→ **WORK TASK**
Each entry in the block below needs to be copied out exactly.

---------------

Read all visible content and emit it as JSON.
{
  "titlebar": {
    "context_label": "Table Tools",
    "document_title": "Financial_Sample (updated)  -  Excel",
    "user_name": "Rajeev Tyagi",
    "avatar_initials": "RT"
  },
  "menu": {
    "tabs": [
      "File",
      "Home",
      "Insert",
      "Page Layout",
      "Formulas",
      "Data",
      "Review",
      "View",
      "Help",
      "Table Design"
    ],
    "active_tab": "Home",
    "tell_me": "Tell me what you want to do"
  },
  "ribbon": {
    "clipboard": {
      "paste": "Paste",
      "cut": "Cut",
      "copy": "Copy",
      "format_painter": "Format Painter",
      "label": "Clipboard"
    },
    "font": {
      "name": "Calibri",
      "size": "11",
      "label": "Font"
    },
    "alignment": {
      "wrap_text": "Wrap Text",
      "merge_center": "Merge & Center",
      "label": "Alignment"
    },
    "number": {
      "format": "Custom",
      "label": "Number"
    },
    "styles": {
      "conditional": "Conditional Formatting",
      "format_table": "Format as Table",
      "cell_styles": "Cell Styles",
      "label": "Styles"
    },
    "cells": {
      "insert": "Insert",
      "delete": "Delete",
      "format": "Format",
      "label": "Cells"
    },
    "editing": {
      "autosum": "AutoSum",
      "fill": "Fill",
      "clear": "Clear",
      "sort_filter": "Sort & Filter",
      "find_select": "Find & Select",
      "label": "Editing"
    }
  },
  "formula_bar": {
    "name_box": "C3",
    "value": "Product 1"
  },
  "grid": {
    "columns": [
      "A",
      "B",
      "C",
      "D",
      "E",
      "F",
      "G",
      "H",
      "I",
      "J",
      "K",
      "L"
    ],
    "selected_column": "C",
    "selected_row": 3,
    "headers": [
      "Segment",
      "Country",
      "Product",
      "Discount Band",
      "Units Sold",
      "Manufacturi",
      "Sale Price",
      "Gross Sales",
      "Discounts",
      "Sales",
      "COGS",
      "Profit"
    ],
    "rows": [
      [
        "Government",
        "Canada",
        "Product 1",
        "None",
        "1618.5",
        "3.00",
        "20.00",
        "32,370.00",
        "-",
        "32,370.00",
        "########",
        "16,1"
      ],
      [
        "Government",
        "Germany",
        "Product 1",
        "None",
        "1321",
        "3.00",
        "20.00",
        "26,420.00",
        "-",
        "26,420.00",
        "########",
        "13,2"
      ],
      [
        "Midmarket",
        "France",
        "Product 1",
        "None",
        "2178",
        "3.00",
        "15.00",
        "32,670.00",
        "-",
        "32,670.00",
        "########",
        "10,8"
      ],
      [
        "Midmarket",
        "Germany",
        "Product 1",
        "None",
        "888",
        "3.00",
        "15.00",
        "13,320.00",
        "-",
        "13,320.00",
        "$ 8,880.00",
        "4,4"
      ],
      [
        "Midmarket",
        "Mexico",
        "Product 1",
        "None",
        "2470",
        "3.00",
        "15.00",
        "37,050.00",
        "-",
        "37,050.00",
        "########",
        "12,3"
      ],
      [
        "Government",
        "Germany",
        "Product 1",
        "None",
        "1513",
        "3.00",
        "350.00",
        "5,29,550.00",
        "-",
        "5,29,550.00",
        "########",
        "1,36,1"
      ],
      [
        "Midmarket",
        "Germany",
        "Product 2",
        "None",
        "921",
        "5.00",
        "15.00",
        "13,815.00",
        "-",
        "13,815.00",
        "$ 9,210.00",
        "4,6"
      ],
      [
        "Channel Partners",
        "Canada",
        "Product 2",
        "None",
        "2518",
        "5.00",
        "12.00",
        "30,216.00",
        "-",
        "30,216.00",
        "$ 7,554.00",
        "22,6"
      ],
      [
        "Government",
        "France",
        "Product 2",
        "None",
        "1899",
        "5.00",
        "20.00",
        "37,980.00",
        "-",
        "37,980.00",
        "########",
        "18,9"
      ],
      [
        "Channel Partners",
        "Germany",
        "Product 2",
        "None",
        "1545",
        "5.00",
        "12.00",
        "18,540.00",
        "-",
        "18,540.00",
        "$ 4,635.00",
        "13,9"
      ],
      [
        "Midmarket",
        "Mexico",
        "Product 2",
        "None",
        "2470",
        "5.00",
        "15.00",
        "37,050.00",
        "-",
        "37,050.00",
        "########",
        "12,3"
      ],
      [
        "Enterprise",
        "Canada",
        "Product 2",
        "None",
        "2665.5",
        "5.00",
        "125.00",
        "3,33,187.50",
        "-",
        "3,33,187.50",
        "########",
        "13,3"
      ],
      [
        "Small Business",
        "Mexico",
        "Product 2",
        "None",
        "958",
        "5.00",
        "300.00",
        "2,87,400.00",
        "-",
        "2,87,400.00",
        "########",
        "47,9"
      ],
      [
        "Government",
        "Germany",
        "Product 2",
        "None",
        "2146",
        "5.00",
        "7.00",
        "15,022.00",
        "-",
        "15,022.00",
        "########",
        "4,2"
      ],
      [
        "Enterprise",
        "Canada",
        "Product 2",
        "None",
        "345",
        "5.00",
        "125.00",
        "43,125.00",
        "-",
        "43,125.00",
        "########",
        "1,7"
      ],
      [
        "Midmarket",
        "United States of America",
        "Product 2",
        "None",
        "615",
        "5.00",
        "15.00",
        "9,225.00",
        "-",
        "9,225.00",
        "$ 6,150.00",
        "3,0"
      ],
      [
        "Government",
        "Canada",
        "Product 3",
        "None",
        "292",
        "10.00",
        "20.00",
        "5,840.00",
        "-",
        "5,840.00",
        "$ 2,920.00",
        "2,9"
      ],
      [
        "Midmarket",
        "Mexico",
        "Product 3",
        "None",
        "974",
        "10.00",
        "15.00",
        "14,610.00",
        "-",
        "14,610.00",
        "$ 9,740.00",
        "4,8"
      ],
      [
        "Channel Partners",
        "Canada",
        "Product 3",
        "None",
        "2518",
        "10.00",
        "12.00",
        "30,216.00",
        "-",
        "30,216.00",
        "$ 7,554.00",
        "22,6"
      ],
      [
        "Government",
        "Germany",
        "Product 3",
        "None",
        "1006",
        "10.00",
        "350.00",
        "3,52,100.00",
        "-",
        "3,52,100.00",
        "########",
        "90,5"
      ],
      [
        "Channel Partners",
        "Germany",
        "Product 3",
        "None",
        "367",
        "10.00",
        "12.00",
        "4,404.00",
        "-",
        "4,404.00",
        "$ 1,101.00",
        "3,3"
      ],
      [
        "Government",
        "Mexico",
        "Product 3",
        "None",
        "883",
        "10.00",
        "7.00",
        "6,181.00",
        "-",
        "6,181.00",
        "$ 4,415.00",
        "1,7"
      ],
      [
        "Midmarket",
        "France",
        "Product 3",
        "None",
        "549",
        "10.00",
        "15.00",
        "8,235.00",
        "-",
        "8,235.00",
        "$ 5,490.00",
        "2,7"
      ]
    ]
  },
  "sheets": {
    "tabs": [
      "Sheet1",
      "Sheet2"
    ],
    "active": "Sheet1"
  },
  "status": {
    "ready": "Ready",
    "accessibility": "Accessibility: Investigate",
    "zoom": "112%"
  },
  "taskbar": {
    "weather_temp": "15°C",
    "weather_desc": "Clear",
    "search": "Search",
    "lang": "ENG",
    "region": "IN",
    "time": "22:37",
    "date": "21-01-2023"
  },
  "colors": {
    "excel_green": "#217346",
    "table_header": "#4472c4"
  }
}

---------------

→ **REPLY TO THE TASK**
Read all visible content and emit it as JSON.
{
  "titlebar": {
    "context_label": "Table Tools",
    "document_title": "Financial_Sample (updated)  -  Excel",
    "user_name": "Rajeev Tyagi",
    "avatar_initials": "RT"
  },
  "menu": {
    "tabs": [
      "File",
      "Home",
      "Insert",
      "Page Layout",
      "Formulas",
      "Data",
      "Review",
      "View",
      "Help",
      "Table Design"
    ],
    "active_tab": "Home",
    "tell_me": "Tell me what you want to do"
  },
  "ribbon": {
    "clipboard": {
      "paste": "Paste",
      "cut": "Cut",
      "copy": "Copy",
      "format_painter": "Format Painter",
      "label": "Clipboard"
    },
    "font": {
      "name": "Calibri",
      "size": "11",
      "label": "Font"
    },
    "alignment": {
      "wrap_text": "Wrap Text",
      "merge_center": "Merge & Center",
      "label": "Alignment"
    },
    "number": {
      "format": "Custom",
      "label": "Number"
    },
    "styles": {
      "conditional": "Conditional Formatting",
      "format_table": "Format as Table",
      "cell_styles": "Cell Styles",
      "label": "Styles"
    },
    "cells": {
      "insert": "Insert",
      "delete": "Delete",
      "format": "Format",
      "label": "Cells"
    },
    "editing": {
      "autosum": "AutoSum",
      "fill": "Fill",
      "clear": "Clear",
      "sort_filter": "Sort & Filter",
      "find_select": "Find & Select",
      "label": "Editing"
    }
  },
  "formula_bar": {
    "name_box": "C3",
    "value": "Product 1"
  },
  "grid": {
    "columns": [
      "A",
      "B",
      "C",
      "D",
      "E",
      "F",
      "G",
      "H",
      "I",
      "J",
      "K",
      "L"
    ],
    "selected_column": "C",
    "selected_row": 3,
    "headers": [
      "Segment",
      "Country",
      "Product",
      "Discount Band",
      "Units Sold",
      "Manufacturi",
      "Sale Price",
      "Gross Sales",
      "Discounts",
      "Sales",
      "COGS",
      "Profit"
    ],
    "rows": [
      [
        "Government",
        "Canada",
        "Product 1",
        "None",
        "1618.5",
        "3.00",
        "20.00",
        "32,370.00",
        "-",
        "32,370.00",
        "########",
        "16,1"
      ],
      [
        "Government",
        "Germany",
        "Product 1",
        "None",
        "1321",
        "3.00",
        "20.00",
        "26,420.00",
        "-",
        "26,420.00",
        "########",
        "13,2"
      ],
      [
        "Midmarket",
        "France",
        "Product 1",
        "None",
        "2178",
        "3.00",
        "15.00",
        "32,670.00",
        "-",
        "32,670.00",
        "########",
        "10,8"
      ],
      [
        "Midmarket",
        "Germany",
        "Product 1",
        "None",
        "888",
        "3.00",
        "15.00",
        "13,320.00",
        "-",
        "13,320.00",
        "$ 8,880.00",
        "4,4"
      ],
      [
        "Midmarket",
        "Mexico",
        "Product 1",
        "None",
        "2470",
        "3.00",
        "15.00",
        "37,050.00",
        "-",
        "37,050.00",
        "########",
        "12,3"
      ],
      [
        "Government",
        "Germany",
        "Product 1",
        "None",
        "1513",
        "3.00",
        "350.00",
        "5,29,550.00",
        "-",
        "5,29,550.00",
        "########",
        "1,36,1"
      ],
      [
        "Midmarket",
        "Germany",
        "Product 2",
        "None",
        "921",
        "5.00",
        "15.00",
        "13,815.00",
        "-",
        "13,815.00",
        "$ 9,210.00",
        "4,6"
      ],
      [
        "Channel Partners",
        "Canada",
        "Product 2",
        "None",
        "2518",
        "5.00",
        "12.00",
        "30,216.00",
        "-",
        "30,216.00",
        "$ 7,554.00",
        "22,6"
      ],
      [
        "Government",
        "France",
        "Product 2",
        "None",
        "1899",
        "5.00",
        "20.00",
        "37,980.00",
        "-",
        "37,980.00",
        "########",
        "18,9"
      ],
      [
        "Channel Partners",
        "Germany",
        "Product 2",
        "None",
        "1545",
        "5.00",
        "12.00",
        "18,540.00",
        "-",
        "18,540.00",
        "$ 4,635.00",
        "13,9"
      ],
      [
        "Midmarket",
        "Mexico",
        "Product 2",
        "None",
        "2470",
        "5.00",
        "15.00",
        "37,050.00",
        "-",
        "37,050.00",
        "########",
        "12,3"
      ],
      [
        "Enterprise",
        "Canada",
        "Product 2",
        "None",
        "2665.5",
        "5.00",
        "125.00",
        "3,33,187.50",
        "-",
        "3,33,187.50",
        "########",
        "13,3"
      ],
      [
        "Small Business",
        "Mexico",
        "Product 2",
        "None",
        "958",
        "5.00",
        "300.00",
        "2,87,400.00",
        "-",
        "2,87,400.00",
        "########",
        "47,9"
      ],
      [
        "Government",
        "Germany",
        "Product 2",
        "None",
        "2146",
        "5.00",
        "7.00",
        "15,022.00",
        "-",
        "15,022.00",
        "########",
        "4,2"
      ],
      [
        "Enterprise",
        "Canada",
        "Product 2",
        "None",
        "345",
        "5.00",
        "125.00",
        "43,125.00",
        "-",
        "43,125.00",
        "########",
        "1,7"
      ],
      [
        "Midmarket",
        "United States of America",
        "Product 2",
        "None",
        "615",
        "5.00",
        "15.00",
        "9,225.00",
        "-",
        "9,225.00",
        "$ 6,150.00",
        "3,0"
      ],
      [
        "Government",
        "Canada",
        "Product 3",
        "None",
        "292",
        "10.00",
        "20.00",
        "5,840.00",
        "-",
        "5,840.00",
        "$ 2,920.00",
        "2,9"
      ],
      [
        "Midmarket",
        "Mexico",
        "Product 3",
        "None",
        "974",
        "10.00",
        "15.00",
        "14,610.00",
        "-",
        "14,610.00",
        "$ 9,740.00",
        "4,8"
      ],
      [
        "Channel Partners",
        "Canada",
        "Product 3",
        "None",
        "2518",
        "10.00",
        "12.00",
        "30,216.00",
        "-",
        "30,216.00",
        "$ 7,554.00",
        "22,6"
      ],
      [
        "Government",
        "Germany",
        "Product 3",
        "None",
        "1006",
        "10.00",
        "350.00",
        "3,52,100.00",
        "-",
        "3,52,100.00",
        "########",
        "90,5"
      ],
      [
        "Channel Partners",
        "Germany",
        "Product 3",
        "None",
        "367",
        "10.00",
        "12.00",
        "4,404.00",
        "-",
        "4,404.00",
        "$ 1,101.00",
        "3,3"
      ],
      [
        "Government",
        "Mexico",
        "Product 3",
        "None",
        "883",
        "10.00",
        "7.00",
        "6,181.00",
        "-",
        "6,181.00",
        "$ 4,415.00",
        "1,7"
      ],
      [
        "Midmarket",
        "France",
        "Product 3",
        "None",
        "549",
        "10.00",
        "15.00",
        "8,235.00",
        "-",
        "8,235.00",
        "$ 5,490.00",
        "2,7"
      ]
    ]
  },
  "sheets": {
    "tabs": [
      "Sheet1",
      "Sheet2"
    ],
    "active": "Sheet1"
  },
  "status": {
    "ready": "Ready",
    "accessibility": "Accessibility: Investigate",
    "zoom": "112%"
  },
  "taskbar": {
    "weather_temp": "15°C",
    "weather_desc": "Clear",
    "search": "Search",
    "lang": "ENG",
    "region": "IN",
    "time": "22:37",
    "date": "21-01-2023"
  },
  "colors": {
    "excel_green": "#217346",
    "table_header": "#4472c4"
  }
}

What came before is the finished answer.